Who's the best pitcher in the National League East?
"Santana ... simple."
That was the response from Mets ace Johan Santana today at spring training, per Marty Noble of mlb.com.
But is he right? There's no question that Roy Halladay and Santana are among a handful of pitchers who can make the case as the best in the game. One right-handed, one left-handed. Both with Cy Young awards to their credit (though Santana has two to Halladay's one). And both proven workhorses. They were two of the best American League pitchers of the last decade, and now they're both in the NL East.
Who is the better ace, Halladay or Santana?
|| 300 (81.3%)
|| 20 (5.4%)
|It's a push - they're both great|
|| 53 (14.4%)
Total votes = 369
But who is the better ace?
Halladay broke into the Blue Jays' rotation in 2002, and in his first year as a full-time starter was named to the All-Star team, while throwing a league-leading 239.1 innings. Whoa.
In his second year, Halladay won the Cy Young after starting 36 games, winning 22 of them and leading the league in innings pitched again (266).
Santana's first full year in the Twins' rotation was 2004, and he led the league in ERA, strikeouts and WHIP on his way to winning the Cy Young award.
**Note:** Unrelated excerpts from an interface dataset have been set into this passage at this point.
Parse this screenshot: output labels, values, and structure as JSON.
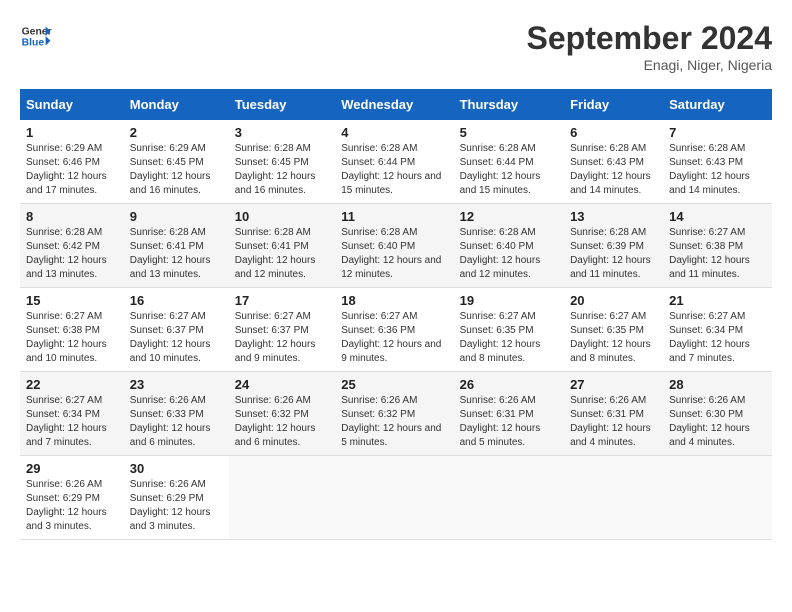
{
  "header": {
    "logo_line1": "General",
    "logo_line2": "Blue",
    "month": "September 2024",
    "location": "Enagi, Niger, Nigeria"
  },
  "days_of_week": [
    "Sunday",
    "Monday",
    "Tuesday",
    "Wednesday",
    "Thursday",
    "Friday",
    "Saturday"
  ],
  "weeks": [
    [
      {
        "day": "1",
        "sunrise": "6:29 AM",
        "sunset": "6:46 PM",
        "daylight": "12 hours and 17 minutes."
      },
      {
        "day": "2",
        "sunrise": "6:29 AM",
        "sunset": "6:45 PM",
        "daylight": "12 hours and 16 minutes."
      },
      {
        "day": "3",
        "sunrise": "6:28 AM",
        "sunset": "6:45 PM",
        "daylight": "12 hours and 16 minutes."
      },
      {
        "day": "4",
        "sunrise": "6:28 AM",
        "sunset": "6:44 PM",
        "daylight": "12 hours and 15 minutes."
      },
      {
        "day": "5",
        "sunrise": "6:28 AM",
        "sunset": "6:44 PM",
        "daylight": "12 hours and 15 minutes."
      },
      {
        "day": "6",
        "sunrise": "6:28 AM",
        "sunset": "6:43 PM",
        "daylight": "12 hours and 14 minutes."
      },
      {
        "day": "7",
        "sunrise": "6:28 AM",
        "sunset": "6:43 PM",
        "daylight": "12 hours and 14 minutes."
      }
    ],
    [
      {
        "day": "8",
        "sunrise": "6:28 AM",
        "sunset": "6:42 PM",
        "daylight": "12 hours and 13 minutes."
      },
      {
        "day": "9",
        "sunrise": "6:28 AM",
        "sunset": "6:41 PM",
        "daylight": "12 hours and 13 minutes."
      },
      {
        "day": "10",
        "sunrise": "6:28 AM",
        "sunset": "6:41 PM",
        "daylight": "12 hours and 12 minutes."
      },
      {
        "day": "11",
        "sunrise": "6:28 AM",
        "sunset": "6:40 PM",
        "daylight": "12 hours and 12 minutes."
      },
      {
        "day": "12",
        "sunrise": "6:28 AM",
        "sunset": "6:40 PM",
        "daylight": "12 hours and 12 minutes."
      },
      {
        "day": "13",
        "sunrise": "6:28 AM",
        "sunset": "6:39 PM",
        "daylight": "12 hours and 11 minutes."
      },
      {
        "day": "14",
        "sunrise": "6:27 AM",
        "sunset": "6:38 PM",
        "daylight": "12 hours and 11 minutes."
      }
    ],
    [
      {
        "day": "15",
        "sunrise": "6:27 AM",
        "sunset": "6:38 PM",
        "daylight": "12 hours and 10 minutes."
      },
      {
        "day": "16",
        "sunrise": "6:27 AM",
        "sunset": "6:37 PM",
        "daylight": "12 hours and 10 minutes."
      },
      {
        "day": "17",
        "sunrise": "6:27 AM",
        "sunset": "6:37 PM",
        "daylight": "12 hours and 9 minutes."
      },
      {
        "day": "18",
        "sunrise": "6:27 AM",
        "sunset": "6:36 PM",
        "daylight": "12 hours and 9 minutes."
      },
      {
        "day": "19",
        "sunrise": "6:27 AM",
        "sunset": "6:35 PM",
        "daylight": "12 hours and 8 minutes."
      },
      {
        "day": "20",
        "sunrise": "6:27 AM",
        "sunset": "6:35 PM",
        "daylight": "12 hours and 8 minutes."
      },
      {
        "day": "21",
        "sunrise": "6:27 AM",
        "sunset": "6:34 PM",
        "daylight": "12 hours and 7 minutes."
      }
    ],
    [
      {
        "day": "22",
        "sunrise": "6:27 AM",
        "sunset": "6:34 PM",
        "daylight": "12 hours and 7 minutes."
      },
      {
        "day": "23",
        "sunrise": "6:26 AM",
        "sunset": "6:33 PM",
        "daylight": "12 hours and 6 minutes."
      },
      {
        "day": "24",
        "sunrise": "6:26 AM",
        "sunset": "6:32 PM",
        "daylight": "12 hours and 6 minutes."
      },
      {
        "day": "25",
        "sunrise": "6:26 AM",
        "sunset": "6:32 PM",
        "daylight": "12 hours and 5 minutes."
      },
      {
        "day": "26",
        "sunrise": "6:26 AM",
        "sunset": "6:31 PM",
        "daylight": "12 hours and 5 minutes."
      },
      {
        "day": "27",
        "sunrise": "6:26 AM",
        "sunset": "6:31 PM",
        "daylight": "12 hours and 4 minutes."
      },
      {
        "day": "28",
        "sunrise": "6:26 AM",
        "sunset": "6:30 PM",
        "daylight": "12 hours and 4 minutes."
      }
    ],
    [
      {
        "day": "29",
        "sunrise": "6:26 AM",
        "sunset": "6:29 PM",
        "daylight": "12 hours and 3 minutes."
      },
      {
        "day": "30",
        "sunrise": "6:26 AM",
        "sunset": "6:29 PM",
        "daylight": "12 hours and 3 minutes."
      },
      null,
      null,
      null,
      null,
      null
    ]
  ]
}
Double-whoa.
So they both started strong, but 2004 was a long time ago (was Cole Hamels even born yet?). Let's look at their stats the last five years (2005-2009):
In those five years, Halladay led his league in innings pitched once, while Santana did it twice. Santana led in ERA twice, while Halladay doesn't have any ERA crowns. Santana also led his league in strikeouts twice and WHIP three times, with Halladay leading in WHIP once over that stretch.
Halladay had 34 complete games though, compared to eight by Santana.
Santana had a lower ERA and WHIP, more strikeouts and more innings pitched. These stats don't take into account level of competition, however. While Santana was beating up on the AL Central, Halladay had to face the Yankees and Red Sox 8-to-10 times a year.
Then again, Santana pitched extemely well in the postseason for the Twins, going 1-1 with a 1.35 ERA and 20 strikeouts in 20 innings, while Halladay has never thrown a pitch in the playoffs.
It's still basically a tossup, but I guess I would take Santana's dominating strikeout totals and postseason experience over Halladay's complete games and tough competition.
The right fits
Santana is much more of a strikeout pitcher than Halladay, but he is also much more vulnerable to the long ball. Over that five-year stretch, he averaged 1.0 HR/9 innings, while Halladay did a much better job keeping the ball in the park, averaging just 0.7 HR/9 innings. Santana even led his league in homers allowed in 2007. He's a fly-ball pitcher (0.67 career ground ball/fly ball ratio), while Halladay is, as they say, a worm-killer (1.21 career GB/FB).
This makes Santana a good fit in the power-depressed Citi Field, and Halladay a good fit in the more homer-prone Citizens Bank Park. If I was Omar Minaya, I'd want Santana. If I was Ruben Amaro Jr., I'd want Halladay.
It takes a lot to make $60 million look like a bargain, but the Phillies did it when they signed Halladay to a three-year contract extension. Santana, on the other hand, signed what was at the time the richest-ever contract for a pitcher -- $137.5 million over six years. Santana is two years younger, but Halladay has shown no signs of slowing down as he enters his mid-30s. Halladay is a bargain, and Santana is pitching up to his contract.
Over the next few years, this could turn into the best pitching rivalry in baseball, especially if the Mets find a way to be competitive again. Santana has pitched great for New York, but Halladay has the better supporting cast.
So I've laid out the arguments. Now it's your turn. Who is the better ace?
Dave Merrell is a web producer at Philly.com and can be reached at email@example.com.